Yup, thats the polyurethane variety I mentioned. Goes by a bunch of names depending on who makes it, Ucrete, Flowcrete, Flowfresh, PU Screed, Polycrete, etc. And unlike epoxy the one we're considering breathes a little (our slab is new but will have 5 weeks curing before we floor it.)

So you're (or the client is) happy with it? The other project you mentioned, was that more of an epoxy type flooring? How is it holding up after a year? Any other reasons you liked the poly better?

Alex T
02-19-2007, 11:39 AM
hi,

the other project i did the year before (in the same brewery where i used to work, which was a very busy ~35,000HL) we used epoxy type, and even after curing the concrete for 28days before applying, following all manufacturer's instructions, it didn't take up very well. after 6months there were heaps of cracks and a good portion needed to be patched (i planned on using the good stuff for that!). we tended to high pressure clean the floors, and this also chipped the shit out of it.

cheers,

alex

evan
02-19-2007, 11:55 AM
That settles it, we're going with the polyurethane cement floor. I've worked on these before and they're nice, just wasn't sure if it would be overkill for us or not. Clearly not!

Thanks for the info.

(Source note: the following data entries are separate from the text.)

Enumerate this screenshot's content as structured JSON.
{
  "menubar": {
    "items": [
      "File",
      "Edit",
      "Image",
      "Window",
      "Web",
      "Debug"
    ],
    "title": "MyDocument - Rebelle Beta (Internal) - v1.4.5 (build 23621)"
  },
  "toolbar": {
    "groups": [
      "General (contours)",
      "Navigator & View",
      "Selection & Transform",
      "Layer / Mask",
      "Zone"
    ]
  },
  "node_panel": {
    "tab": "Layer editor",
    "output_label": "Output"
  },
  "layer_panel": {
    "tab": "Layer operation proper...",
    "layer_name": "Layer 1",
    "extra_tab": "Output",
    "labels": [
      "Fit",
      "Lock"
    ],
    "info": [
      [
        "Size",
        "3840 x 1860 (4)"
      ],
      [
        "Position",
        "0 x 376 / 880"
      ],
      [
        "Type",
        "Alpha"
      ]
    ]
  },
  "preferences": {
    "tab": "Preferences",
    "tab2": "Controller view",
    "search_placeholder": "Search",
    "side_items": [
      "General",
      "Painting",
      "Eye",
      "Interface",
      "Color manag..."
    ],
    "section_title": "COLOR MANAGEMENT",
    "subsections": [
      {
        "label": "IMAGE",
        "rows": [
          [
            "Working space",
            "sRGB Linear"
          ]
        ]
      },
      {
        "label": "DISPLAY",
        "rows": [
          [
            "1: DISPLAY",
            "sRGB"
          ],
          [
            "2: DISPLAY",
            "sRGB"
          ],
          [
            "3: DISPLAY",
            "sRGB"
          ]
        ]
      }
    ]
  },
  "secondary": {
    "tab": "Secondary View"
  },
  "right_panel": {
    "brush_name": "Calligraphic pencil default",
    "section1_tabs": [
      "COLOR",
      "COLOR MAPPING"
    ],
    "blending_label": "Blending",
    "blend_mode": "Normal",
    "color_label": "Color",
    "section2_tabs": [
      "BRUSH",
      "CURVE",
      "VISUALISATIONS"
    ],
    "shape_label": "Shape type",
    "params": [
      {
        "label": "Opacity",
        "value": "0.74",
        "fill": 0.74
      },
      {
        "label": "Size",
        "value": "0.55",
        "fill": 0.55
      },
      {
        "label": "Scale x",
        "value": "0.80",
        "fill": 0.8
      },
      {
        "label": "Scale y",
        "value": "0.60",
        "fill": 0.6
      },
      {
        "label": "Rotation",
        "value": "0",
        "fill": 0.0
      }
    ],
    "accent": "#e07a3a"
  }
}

cpelz
02-19-2007, 01:36 PM
We've had Polycrete down on a new slab in our brewery for a little over the year and it has performed well so far.

It sure has stained where wort flows to drain and where it's been hit with chemicals. Has anyone else experienced this? The floors are solid, but they look like hell.

evan
02-20-2007, 04:27 AM
I'm told that this is extremely color-dependent, so much so that the manufacturer mentions the color stability could be an issue with some colors. Our installer will only do yellow and grey for this reason, as it is these two that the manufacturer stands behind color wise (we're doing grey in a product called PU Screed.) I found this about polycrete:

"Polycrete HF is not colour stable and may discolour on ageing especially light colours. We recommend therefore darker colours such as Brown Beige, Tomato Red, Leaf Green and Stone Grey where this colour change hardly is noticeable. Product functionality will not be influenced by this."

FWIW...